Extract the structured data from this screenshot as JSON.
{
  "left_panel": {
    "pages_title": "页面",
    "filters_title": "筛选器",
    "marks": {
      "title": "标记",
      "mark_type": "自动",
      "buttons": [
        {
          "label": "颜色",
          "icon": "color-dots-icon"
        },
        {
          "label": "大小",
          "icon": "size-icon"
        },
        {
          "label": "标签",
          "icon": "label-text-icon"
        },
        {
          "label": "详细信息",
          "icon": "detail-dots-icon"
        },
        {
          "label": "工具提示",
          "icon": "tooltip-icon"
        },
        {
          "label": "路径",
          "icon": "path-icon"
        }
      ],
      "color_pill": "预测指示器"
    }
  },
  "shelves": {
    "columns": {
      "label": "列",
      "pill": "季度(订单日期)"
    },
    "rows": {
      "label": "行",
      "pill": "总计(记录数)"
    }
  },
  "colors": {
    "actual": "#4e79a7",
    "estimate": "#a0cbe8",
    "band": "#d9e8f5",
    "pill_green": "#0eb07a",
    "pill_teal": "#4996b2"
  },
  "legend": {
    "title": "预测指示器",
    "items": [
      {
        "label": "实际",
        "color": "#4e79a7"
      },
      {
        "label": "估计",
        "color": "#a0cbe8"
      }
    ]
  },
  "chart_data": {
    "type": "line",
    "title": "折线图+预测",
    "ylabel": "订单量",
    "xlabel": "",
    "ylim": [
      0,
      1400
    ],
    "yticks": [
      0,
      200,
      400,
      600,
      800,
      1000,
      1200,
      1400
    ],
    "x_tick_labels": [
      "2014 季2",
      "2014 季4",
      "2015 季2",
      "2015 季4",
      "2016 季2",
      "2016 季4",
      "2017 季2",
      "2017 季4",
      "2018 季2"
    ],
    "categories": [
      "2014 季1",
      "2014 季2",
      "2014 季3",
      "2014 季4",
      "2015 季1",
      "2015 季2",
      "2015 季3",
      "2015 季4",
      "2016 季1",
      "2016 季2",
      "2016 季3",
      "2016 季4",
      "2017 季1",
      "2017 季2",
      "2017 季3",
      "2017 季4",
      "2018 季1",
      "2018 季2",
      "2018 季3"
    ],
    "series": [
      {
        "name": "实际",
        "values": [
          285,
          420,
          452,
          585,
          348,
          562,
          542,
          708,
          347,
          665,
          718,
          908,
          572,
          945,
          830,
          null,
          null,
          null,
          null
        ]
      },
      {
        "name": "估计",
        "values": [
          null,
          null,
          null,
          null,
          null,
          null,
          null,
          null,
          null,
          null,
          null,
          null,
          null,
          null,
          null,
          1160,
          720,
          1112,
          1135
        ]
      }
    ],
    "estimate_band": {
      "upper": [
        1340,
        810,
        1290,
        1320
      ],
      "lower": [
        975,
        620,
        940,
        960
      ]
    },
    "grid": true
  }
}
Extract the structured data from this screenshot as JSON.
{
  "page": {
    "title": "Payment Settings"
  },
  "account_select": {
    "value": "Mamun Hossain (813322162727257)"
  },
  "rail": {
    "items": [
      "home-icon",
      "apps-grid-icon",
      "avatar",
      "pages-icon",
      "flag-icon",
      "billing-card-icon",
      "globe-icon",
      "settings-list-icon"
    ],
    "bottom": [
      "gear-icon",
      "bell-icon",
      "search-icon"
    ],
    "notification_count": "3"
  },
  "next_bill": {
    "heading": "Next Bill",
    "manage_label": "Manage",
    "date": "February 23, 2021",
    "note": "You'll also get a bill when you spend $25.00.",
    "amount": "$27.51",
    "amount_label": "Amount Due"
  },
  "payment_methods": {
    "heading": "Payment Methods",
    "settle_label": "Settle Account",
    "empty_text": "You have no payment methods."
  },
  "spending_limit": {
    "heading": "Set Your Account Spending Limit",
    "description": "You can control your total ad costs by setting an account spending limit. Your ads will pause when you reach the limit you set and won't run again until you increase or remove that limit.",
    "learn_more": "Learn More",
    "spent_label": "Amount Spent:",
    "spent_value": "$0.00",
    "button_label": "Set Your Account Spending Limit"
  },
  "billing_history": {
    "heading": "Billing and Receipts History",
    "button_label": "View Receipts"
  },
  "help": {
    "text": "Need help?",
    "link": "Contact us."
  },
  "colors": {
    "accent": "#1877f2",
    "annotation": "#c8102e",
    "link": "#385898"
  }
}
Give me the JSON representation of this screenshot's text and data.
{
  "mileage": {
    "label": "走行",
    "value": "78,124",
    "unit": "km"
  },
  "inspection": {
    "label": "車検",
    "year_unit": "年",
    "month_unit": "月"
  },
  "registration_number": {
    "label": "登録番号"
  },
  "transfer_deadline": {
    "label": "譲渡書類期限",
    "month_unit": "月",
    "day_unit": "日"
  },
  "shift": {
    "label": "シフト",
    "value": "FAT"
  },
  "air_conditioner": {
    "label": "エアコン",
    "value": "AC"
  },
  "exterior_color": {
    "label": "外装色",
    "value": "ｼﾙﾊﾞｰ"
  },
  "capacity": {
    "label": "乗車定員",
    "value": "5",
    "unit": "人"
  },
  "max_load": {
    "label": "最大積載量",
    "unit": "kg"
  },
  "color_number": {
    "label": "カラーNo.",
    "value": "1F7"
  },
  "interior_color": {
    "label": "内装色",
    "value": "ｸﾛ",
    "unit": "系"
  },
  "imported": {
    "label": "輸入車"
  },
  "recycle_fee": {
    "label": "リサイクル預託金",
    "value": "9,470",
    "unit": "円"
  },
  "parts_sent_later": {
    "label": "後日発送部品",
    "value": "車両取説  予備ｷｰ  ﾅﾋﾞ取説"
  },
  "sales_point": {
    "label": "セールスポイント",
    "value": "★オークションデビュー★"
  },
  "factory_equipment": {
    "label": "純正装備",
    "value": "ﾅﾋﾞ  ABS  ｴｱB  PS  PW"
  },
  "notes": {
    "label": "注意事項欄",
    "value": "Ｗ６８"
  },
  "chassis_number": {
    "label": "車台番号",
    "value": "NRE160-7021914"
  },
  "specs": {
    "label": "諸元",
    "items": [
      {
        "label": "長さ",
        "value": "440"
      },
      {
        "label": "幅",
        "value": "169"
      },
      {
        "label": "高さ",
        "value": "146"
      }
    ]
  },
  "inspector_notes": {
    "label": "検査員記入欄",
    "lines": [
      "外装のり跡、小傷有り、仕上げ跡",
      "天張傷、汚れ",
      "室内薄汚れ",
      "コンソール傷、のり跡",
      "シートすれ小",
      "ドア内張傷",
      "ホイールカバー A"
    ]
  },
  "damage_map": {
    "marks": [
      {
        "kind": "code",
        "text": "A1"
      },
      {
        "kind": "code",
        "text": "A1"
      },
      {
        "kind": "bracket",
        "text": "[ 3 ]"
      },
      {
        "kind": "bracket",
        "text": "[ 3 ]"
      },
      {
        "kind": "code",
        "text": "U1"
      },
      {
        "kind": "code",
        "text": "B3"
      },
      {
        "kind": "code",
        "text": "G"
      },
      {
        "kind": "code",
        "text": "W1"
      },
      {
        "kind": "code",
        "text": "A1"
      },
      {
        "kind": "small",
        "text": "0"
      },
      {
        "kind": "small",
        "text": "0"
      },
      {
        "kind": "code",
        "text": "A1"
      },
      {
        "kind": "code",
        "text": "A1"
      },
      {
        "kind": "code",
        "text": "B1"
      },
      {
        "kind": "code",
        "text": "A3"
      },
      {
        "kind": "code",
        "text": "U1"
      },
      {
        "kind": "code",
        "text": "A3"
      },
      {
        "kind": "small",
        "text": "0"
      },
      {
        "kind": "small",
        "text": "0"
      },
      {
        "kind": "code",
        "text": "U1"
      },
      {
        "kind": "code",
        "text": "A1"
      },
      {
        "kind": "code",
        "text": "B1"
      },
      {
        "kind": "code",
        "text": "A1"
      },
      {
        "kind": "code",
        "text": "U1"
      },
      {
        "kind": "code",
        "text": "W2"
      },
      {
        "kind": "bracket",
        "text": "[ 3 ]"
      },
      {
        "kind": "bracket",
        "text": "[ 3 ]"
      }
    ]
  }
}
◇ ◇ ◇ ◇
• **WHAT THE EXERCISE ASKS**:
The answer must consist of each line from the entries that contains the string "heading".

• **RESPONSE FOR THIS EXERCISE**:
    "heading": "Next Bill",
    "heading": "Payment Methods",
    "heading": "Set Your Account Spending Limit",
    "heading": "Billing and Receipts History",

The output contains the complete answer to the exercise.